Bury Your Dead (Chief Inspector Armand Gamache #6)


Vaguely, in the back of Gamache’s mind, he wondered why the hostage-taker hadn’t asked about the condition of the officer he’d shot. He’d seemed so upset, and yet never asked. Perhaps, thought the Chief, he didn’t want to know. He seemed a man best suited to hiding from the truth.

There was a pause and Gamache thought maybe the man would do as he’d asked. If he could just get Agent Morin safely away they would find this man. Gamache had no doubt of that.

But Armand Gamache had already made his first mistake.

Beauvoir drifted back to sleep and in his sleep he replaced the receiver, got in the car with the Chief and raced up to Ste-Agathe. They found where Morin was being held and rescued him. Safe and sound. No one hurt, no one killed.

That was Beauvoir’s dream. That was always his dream.

Armand Gamache picked up the ball and chucked it for Henri. He knew the dog would happily do this all day and all night, and it held its attractions for Gamache. A simple, repetitive activity.

His feet crunched on the pathway and his breath puffed in the crisp, dark air. He could just see Henri ahead and hear the slight wind knocking the bare branches together, like the fingers of skeletons. And he could hear the young voice talking, always talking.

Paul Morin told him about his first swimming lesson in the cold Rivière Yamaska and losing his trunks to some bullies. He heard about the summer the family went whale watching in Tadoussac and how much Morin loved fishing, about the death of Morin’s grandmother, about the new apartment in Granby he and Suzanne had rented and the paint colors she’d chosen. He heard about the minutiae of the young agent’s life.

And as Morin talked Gamache saw again what had happened. All the images he kept locked away during the day he let out at night. He had to. He’d tried to keep them in, behind the groaning door but they’d pounded and pressed, hammering away until he had no choice.

And so every night he and Henri and Agent Morin went for a walk. Henri chasing his ball, Gamache being chased. At the end of the hour Gamache, Henri, the Chuck-it and Agent Morin walked back along Grande Allée, the bars and restaurants closed. Even the drunk college students gone. All gone. All quiet.

And Gamache invited, asked, begged Agent Morin to be quiet too. Now. Please. But while he became a whisper, the young voice was never totally hushed.


Gamache awoke to the welcome smell of strong coffee. After showering he joined Émile for breakfast.

The elderly man poured Gamache a cup as they sat at the long wooden table. In the center was a plate of flaky croissants, honey and jams and some sliced fruit.

“Did you see this?” Émile put the morning copy of Le Soleil in front of Gamache. The Chief sipped and read the headline.


He skimmed the story. He knew enough not to be dismissive of media reports. They often got hold of people and information the police themselves might not have found.

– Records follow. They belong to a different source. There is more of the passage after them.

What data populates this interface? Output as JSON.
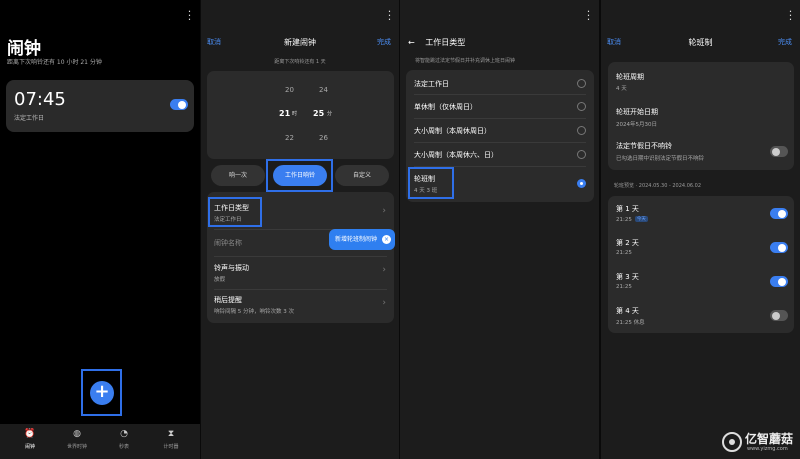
{
  "panel1": {
    "title": "闹钟",
    "subtitle": "距离下次响铃还有 10 小时 21 分钟",
    "alarm": {
      "time": "07:45",
      "label": "法定工作日",
      "enabled": true
    },
    "fab_label": "+",
    "nav": [
      {
        "label": "闹钟",
        "icon": "alarm-clock-icon"
      },
      {
        "label": "世界时钟",
        "icon": "globe-icon"
      },
      {
        "label": "秒表",
        "icon": "stopwatch-icon"
      },
      {
        "label": "计时器",
        "icon": "hourglass-icon"
      }
    ]
  },
  "panel2": {
    "cancel": "取消",
    "title": "新建闹钟",
    "done": "完成",
    "subtitle": "距离下次响铃还有 1 天",
    "picker": {
      "hour_above": "20",
      "minute_above": "24",
      "hour_selected": "21",
      "hour_unit": "时",
      "minute_selected": "25",
      "minute_unit": "分",
      "hour_below": "22",
      "minute_below": "26"
    },
    "segments": [
      "响一次",
      "工作日响铃",
      "自定义"
    ],
    "rows": [
      {
        "title": "工作日类型",
        "sub": "法定工作日"
      },
      {
        "title": "闹钟名称",
        "sub": ""
      },
      {
        "title": "铃声与振动",
        "sub": "放假"
      },
      {
        "title": "稍后提醒",
        "sub": "响铃间隔 5 分钟，响铃次数 3 次"
      }
    ],
    "tooltip": "新增轮班制闹钟",
    "tooltip_close": "×"
  },
  "panel3": {
    "back": "←",
    "title": "工作日类型",
    "subtitle": "将智能跳过法定节假日并补充调休上班日闹钟",
    "options": [
      {
        "label": "法定工作日",
        "sub": "",
        "selected": false
      },
      {
        "label": "单休制（仅休周日）",
        "sub": "",
        "selected": false
      },
      {
        "label": "大小周制（本周休周日）",
        "sub": "",
        "selected": false
      },
      {
        "label": "大小周制（本周休六、日）",
        "sub": "",
        "selected": false
      },
      {
        "label": "轮班制",
        "sub": "4 天 3 班",
        "selected": true
      }
    ]
  },
  "panel4": {
    "cancel": "取消",
    "title": "轮班制",
    "done": "完成",
    "cycle_label": "轮班周期",
    "cycle_value": "4 天",
    "start_label": "轮班开始日期",
    "start_value": "2024年5月30日",
    "holiday_label": "法定节假日不响铃",
    "holiday_sub": "已勾选日期中识别法定节假日不响铃",
    "holiday_enabled": false,
    "range": "轮班预览 · 2024.05.30 - 2024.06.02",
    "days": [
      {
        "name": "第 1 天",
        "time": "21:25",
        "badge": "今天",
        "enabled": true
      },
      {
        "name": "第 2 天",
        "time": "21:25",
        "badge": "",
        "enabled": true
      },
      {
        "name": "第 3 天",
        "time": "21:25",
        "badge": "",
        "enabled": true
      },
      {
        "name": "第 4 天",
        "time": "21:25 休息",
        "badge": "",
        "enabled": false
      }
    ]
  },
  "watermark": {
    "name": "亿智蘑菇",
    "url": "www.yizmg.com"
  },
  "colors": {
    "accent": "#3a7ef0",
    "highlight_box": "#2f6fe8",
    "card": "#2b2b2b"
  }
}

But there was nothing new there. Mostly a recap of Renaud’s startling hobby of looking for Champlain and the ancillary benefits of pissing people off. There were quotes from the Chief Archeologist of Québec, Serge Croix, speaking glowingly of Renaud’s achievements which, everyone knew, amounted to putting holes in the old city and perhaps spoiling some legitimate digs. There was no respect lost between Croix and Renaud, though you’d never know it by the tribute in today’s paper.

Except the reporter had been smart enough to also gather Croix’s previous comments about Renaud. And not just Croix but a host of other Champlain experts, historians and archeologists. All dismissive of Renaud, all derisive, all mocking his amateur status, while he was alive.

Without a doubt, Augustin Renaud alive had become a bit of a buffoon. And yet, reading the papers, there emerged today another Augustin Renaud. Not just dead, but something else. There seemed an affection for him as for a beloved, but nutty, uncle. Renaud was misguided, perhaps, but passionate. A man who loved his home, loved his city, loved his country. Québec. Loved and lived history, to the exclusion of all else, including it seemed, his sanity.

He was a harmless eccentric, one of many in Québec, and the province was the poorer for having lost him.

That was the dead Augustin Renaud. Finally respected.

The paper, Gamache was relieved to see, had been careful to simply report on where the body was found. While they mentioned it was a respected Anglophone institution they left it at that. There was no suggestion of Anglo involvement, of conspiracy, of political or linguistic motivation behind the crime.

But Gamache suspected the tabloids would be less reticent.